Data records for software interfaces
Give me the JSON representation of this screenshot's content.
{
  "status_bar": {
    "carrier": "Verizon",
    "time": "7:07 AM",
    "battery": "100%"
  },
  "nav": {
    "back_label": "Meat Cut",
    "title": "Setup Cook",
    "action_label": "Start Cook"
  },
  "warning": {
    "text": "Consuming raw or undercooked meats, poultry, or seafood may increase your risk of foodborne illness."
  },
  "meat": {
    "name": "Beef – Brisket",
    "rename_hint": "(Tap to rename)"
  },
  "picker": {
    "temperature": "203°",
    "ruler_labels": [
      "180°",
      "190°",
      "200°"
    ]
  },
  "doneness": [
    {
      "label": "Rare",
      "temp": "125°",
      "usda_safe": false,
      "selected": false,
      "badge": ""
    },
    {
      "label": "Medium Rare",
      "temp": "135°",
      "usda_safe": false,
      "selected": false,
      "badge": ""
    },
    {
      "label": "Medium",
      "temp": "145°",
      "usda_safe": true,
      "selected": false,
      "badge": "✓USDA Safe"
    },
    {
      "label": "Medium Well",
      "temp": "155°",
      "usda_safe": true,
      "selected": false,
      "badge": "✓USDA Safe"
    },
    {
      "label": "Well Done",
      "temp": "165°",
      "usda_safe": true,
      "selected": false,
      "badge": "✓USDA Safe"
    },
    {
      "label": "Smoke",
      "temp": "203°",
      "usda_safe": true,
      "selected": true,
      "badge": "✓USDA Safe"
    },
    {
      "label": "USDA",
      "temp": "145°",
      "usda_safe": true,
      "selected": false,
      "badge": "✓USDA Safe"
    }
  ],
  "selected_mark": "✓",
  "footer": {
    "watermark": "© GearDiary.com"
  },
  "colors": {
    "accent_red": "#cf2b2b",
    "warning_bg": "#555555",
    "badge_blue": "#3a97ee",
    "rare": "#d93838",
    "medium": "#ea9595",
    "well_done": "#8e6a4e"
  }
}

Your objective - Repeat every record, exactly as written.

Answer to this problem -
Give me the JSON representation of this screenshot's content.
{
  "status_bar": {
    "carrier": "Verizon",
    "time": "7:07 AM",
    "battery": "100%"
  },
  "nav": {
    "back_label": "Meat Cut",
    "title": "Setup Cook",
    "action_label": "Start Cook"
  },
  "warning": {
    "text": "Consuming raw or undercooked meats, poultry, or seafood may increase your risk of foodborne illness."
  },
  "meat": {
    "name": "Beef – Brisket",
    "rename_hint": "(Tap to rename)"
  },
  "picker": {
    "temperature": "203°",
    "ruler_labels": [
      "180°",
      "190°",
      "200°"
    ]
  },
  "doneness": [
    {
      "label": "Rare",
      "temp": "125°",
      "usda_safe": false,
      "selected": false,
      "badge": ""
    },
    {
      "label": "Medium Rare",
      "temp": "135°",
      "usda_safe": false,
      "selected": false,
      "badge": ""
    },
    {
      "label": "Medium",
      "temp": "145°",
      "usda_safe": true,
      "selected": false,
      "badge": "✓USDA Safe"
    },
    {
      "label": "Medium Well",
      "temp": "155°",
      "usda_safe": true,
      "selected": false,
      "badge": "✓USDA Safe"
    },
    {
      "label": "Well Done",
      "temp": "165°",
      "usda_safe": true,
      "selected": false,
      "badge": "✓USDA Safe"
    },
    {
      "label": "Smoke",
      "temp": "203°",
      "usda_safe": true,
      "selected": true,
      "badge": "✓USDA Safe"
    },
    {
      "label": "USDA",
      "temp": "145°",
      "usda_safe": true,
      "selected": false,
      "badge": "✓USDA Safe"
    }
  ],
  "selected_mark": "✓",
  "footer": {
    "watermark": "© GearDiary.com"
  },
  "colors": {
    "accent_red": "#cf2b2b",
    "warning_bg": "#555555",
    "badge_blue": "#3a97ee",
    "rare": "#d93838",
    "medium": "#ea9595",
    "well_done": "#8e6a4e"
  }
}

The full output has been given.